I wouldn’t use that for general web development though. It’s more of an ASP thing, since it’s a full IDE. It’s really nice. If I remember correctly, the only real limitations you have is not being able to use 3rd party libraries, which isn’t really a big deal in .Net anyway.
I beg to differ. There are lots of alternatives with code suggestion than are better than Dreamweaver. Sublime and TextMate both have it, I think you can get it on Notepad++. If you want something more robust and more of an IDE feel like Dreamweaver, then Eclipse or Netbeans work as well and are better.
Dreamweaver is overly complicated, buggy, and has very few configuration options. The last version I used was CS6, which was an upgrade from CS2 and I felt no difference. It felt more like Adobe had abandoned it more than anything else.
I rather think we’re all missing the point here. justmal says
I’m doing a school project about HTML WYSIWYG editors.
So while we may not like them, and we may all be agreed that’s not the way to edit code, nevertheless, that’s what the question is about. Which of the four listed editors is best, and why?
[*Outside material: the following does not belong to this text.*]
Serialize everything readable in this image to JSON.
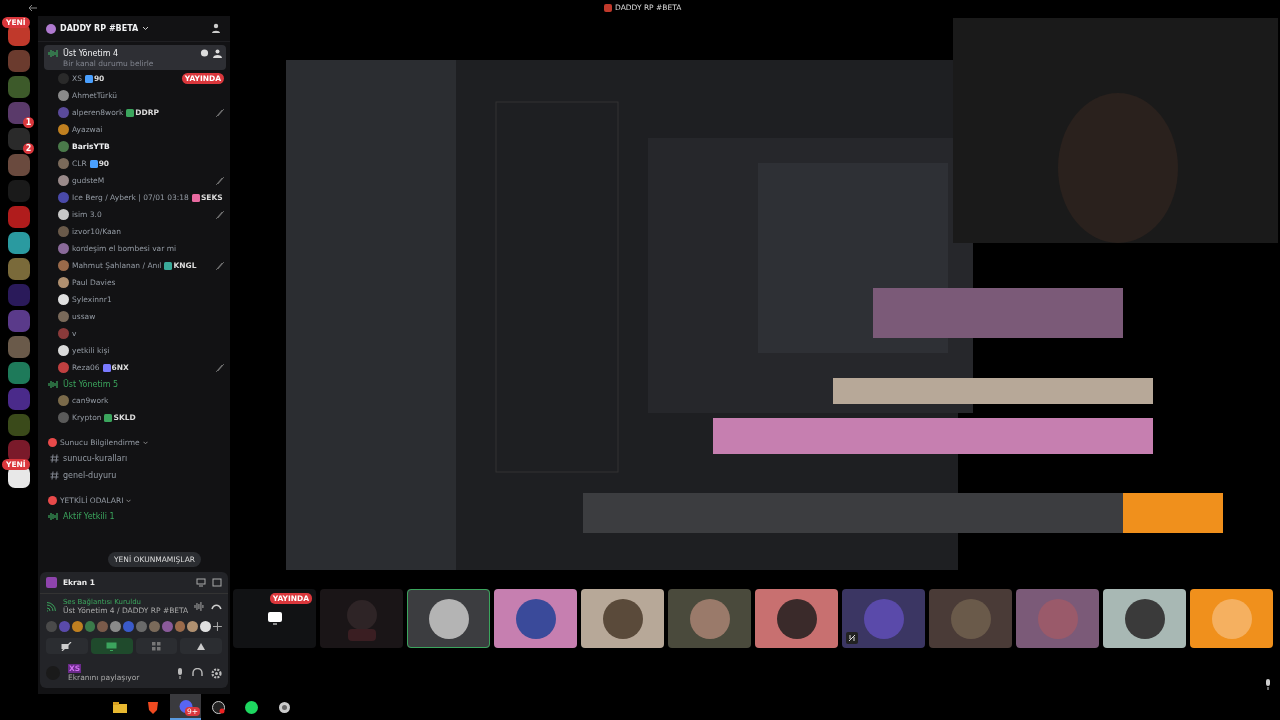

Unfortunately, I can’t answer the question, as I’ve never used any of them, and I suspect that’s probably true of most people here. In a sense, this is the wrong forum in which to ask that question. (Just as you’re unlikely to get a good response if you ask professional chefs which packet cake mix is best. ;))
Both Seamonkey and BlueGriffon are derived from the same original source - the main difference being that Seamonkey is a full internet suite and so has the browser and email program etc included with the editor whereas BlueGriffin is stand alone. Which of those two is best therefore depends on whether you want a stand alone editor or one integrated with a browser.
Amaya is a web editor developed by the W3C and so is far more likely to produce valid code than any other WYSIWYG web editor. So from the viewpoint of what it outputs rather than how easy it is to use this would be the better choice.